**Prompt**
Nothing in the entries below may be altered; print them as they stand.

**Record set**
- Opening Delimiter -

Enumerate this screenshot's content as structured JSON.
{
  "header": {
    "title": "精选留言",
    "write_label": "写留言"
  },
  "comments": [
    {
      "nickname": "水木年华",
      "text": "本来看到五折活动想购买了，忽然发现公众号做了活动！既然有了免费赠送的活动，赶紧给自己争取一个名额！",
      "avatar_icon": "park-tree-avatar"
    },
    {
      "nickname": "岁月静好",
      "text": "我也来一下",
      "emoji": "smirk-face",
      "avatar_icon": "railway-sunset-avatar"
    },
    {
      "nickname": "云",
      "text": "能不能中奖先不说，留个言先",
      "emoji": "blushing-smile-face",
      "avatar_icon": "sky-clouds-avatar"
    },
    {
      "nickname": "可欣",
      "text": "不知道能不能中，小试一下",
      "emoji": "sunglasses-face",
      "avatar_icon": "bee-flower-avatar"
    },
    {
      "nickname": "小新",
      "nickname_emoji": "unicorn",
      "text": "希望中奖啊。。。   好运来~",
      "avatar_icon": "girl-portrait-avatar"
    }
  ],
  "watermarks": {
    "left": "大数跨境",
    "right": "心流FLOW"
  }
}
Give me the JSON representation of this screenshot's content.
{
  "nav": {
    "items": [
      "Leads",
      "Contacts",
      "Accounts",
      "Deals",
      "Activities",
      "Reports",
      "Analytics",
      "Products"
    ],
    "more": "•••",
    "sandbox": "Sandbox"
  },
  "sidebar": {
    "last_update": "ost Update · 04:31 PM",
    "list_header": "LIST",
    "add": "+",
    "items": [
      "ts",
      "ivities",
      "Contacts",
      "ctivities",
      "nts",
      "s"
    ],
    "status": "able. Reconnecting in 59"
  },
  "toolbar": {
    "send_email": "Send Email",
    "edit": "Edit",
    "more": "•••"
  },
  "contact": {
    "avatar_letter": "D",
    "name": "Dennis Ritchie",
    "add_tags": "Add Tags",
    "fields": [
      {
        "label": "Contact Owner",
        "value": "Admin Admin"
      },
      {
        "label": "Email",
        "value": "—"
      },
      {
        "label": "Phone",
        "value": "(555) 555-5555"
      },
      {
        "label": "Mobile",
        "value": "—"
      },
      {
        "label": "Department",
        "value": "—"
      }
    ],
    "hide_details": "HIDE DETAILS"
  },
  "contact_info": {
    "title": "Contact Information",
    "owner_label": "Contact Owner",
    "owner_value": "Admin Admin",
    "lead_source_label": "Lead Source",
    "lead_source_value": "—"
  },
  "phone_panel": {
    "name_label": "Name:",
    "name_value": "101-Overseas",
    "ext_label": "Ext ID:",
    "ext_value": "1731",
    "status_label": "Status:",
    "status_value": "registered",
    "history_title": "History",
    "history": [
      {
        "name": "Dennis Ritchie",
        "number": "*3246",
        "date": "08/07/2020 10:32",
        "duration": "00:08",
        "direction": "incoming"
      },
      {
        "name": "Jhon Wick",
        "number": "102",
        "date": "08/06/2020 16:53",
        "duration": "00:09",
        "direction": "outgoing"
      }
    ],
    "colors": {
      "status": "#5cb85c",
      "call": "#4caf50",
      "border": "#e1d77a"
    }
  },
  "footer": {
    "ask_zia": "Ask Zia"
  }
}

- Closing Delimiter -

**Response to this exercise**
Enumerate this screenshot's content as structured JSON.
{
  "header": {
    "title": "精选留言",
    "write_label": "写留言"
  },
  "comments": [
    {
      "nickname": "水木年华",
      "text": "本来看到五折活动想购买了，忽然发现公众号做了活动！既然有了免费赠送的活动，赶紧给自己争取一个名额！",
      "avatar_icon": "park-tree-avatar"
    },
    {
      "nickname": "岁月静好",
      "text": "我也来一下",
      "emoji": "smirk-face",
      "avatar_icon": "railway-sunset-avatar"
    },
    {
      "nickname": "云",
      "text": "能不能中奖先不说，留个言先",
      "emoji": "blushing-smile-face",
      "avatar_icon": "sky-clouds-avatar"
    },
    {
      "nickname": "可欣",
      "text": "不知道能不能中，小试一下",
      "emoji": "sunglasses-face",
      "avatar_icon": "bee-flower-avatar"
    },
    {
      "nickname": "小新",
      "nickname_emoji": "unicorn",
      "text": "希望中奖啊。。。   好运来~",
      "avatar_icon": "girl-portrait-avatar"
    }
  ],
  "watermarks": {
    "left": "大数跨境",
    "right": "心流FLOW"
  }
}
Give me the JSON representation of this screenshot's content.
{
  "nav": {
    "items": [
      "Leads",
      "Contacts",
      "Accounts",
      "Deals",
      "Activities",
      "Reports",
      "Analytics",
      "Products"
    ],
    "more": "•••",
    "sandbox": "Sandbox"
  },
  "sidebar": {
    "last_update": "ost Update · 04:31 PM",
    "list_header": "LIST",
    "add": "+",
    "items": [
      "ts",
      "ivities",
      "Contacts",
      "ctivities",
      "nts",
      "s"
    ],
    "status": "able. Reconnecting in 59"
  },
  "toolbar": {
    "send_email": "Send Email",
    "edit": "Edit",
    "more": "•••"
  },
  "contact": {
    "avatar_letter": "D",
    "name": "Dennis Ritchie",
    "add_tags": "Add Tags",
    "fields": [
      {
        "label": "Contact Owner",
        "value": "Admin Admin"
      },
      {
        "label": "Email",
        "value": "—"
      },
      {
        "label": "Phone",
        "value": "(555) 555-5555"
      },
      {
        "label": "Mobile",
        "value": "—"
      },
      {
        "label": "Department",
        "value": "—"
      }
    ],
    "hide_details": "HIDE DETAILS"
  },
  "contact_info": {
    "title": "Contact Information",
    "owner_label": "Contact Owner",
    "owner_value": "Admin Admin",
    "lead_source_label": "Lead Source",
    "lead_source_value": "—"
  },
  "phone_panel": {
    "name_label": "Name:",
    "name_value": "101-Overseas",
    "ext_label": "Ext ID:",
    "ext_value": "1731",
    "status_label": "Status:",
    "status_value": "registered",
    "history_title": "History",
    "history": [
      {
        "name": "Dennis Ritchie",
        "number": "*3246",
        "date": "08/07/2020 10:32",
        "duration": "00:08",
        "direction": "incoming"
      },
      {
        "name": "Jhon Wick",
        "number": "102",
        "date": "08/06/2020 16:53",
        "duration": "00:09",
        "direction": "outgoing"
      }
    ],
    "colors": {
      "status": "#5cb85c",
      "call": "#4caf50",
      "border": "#e1d77a"
    }
  },
  "footer": {
    "ask_zia": "Ask Zia"
  }
}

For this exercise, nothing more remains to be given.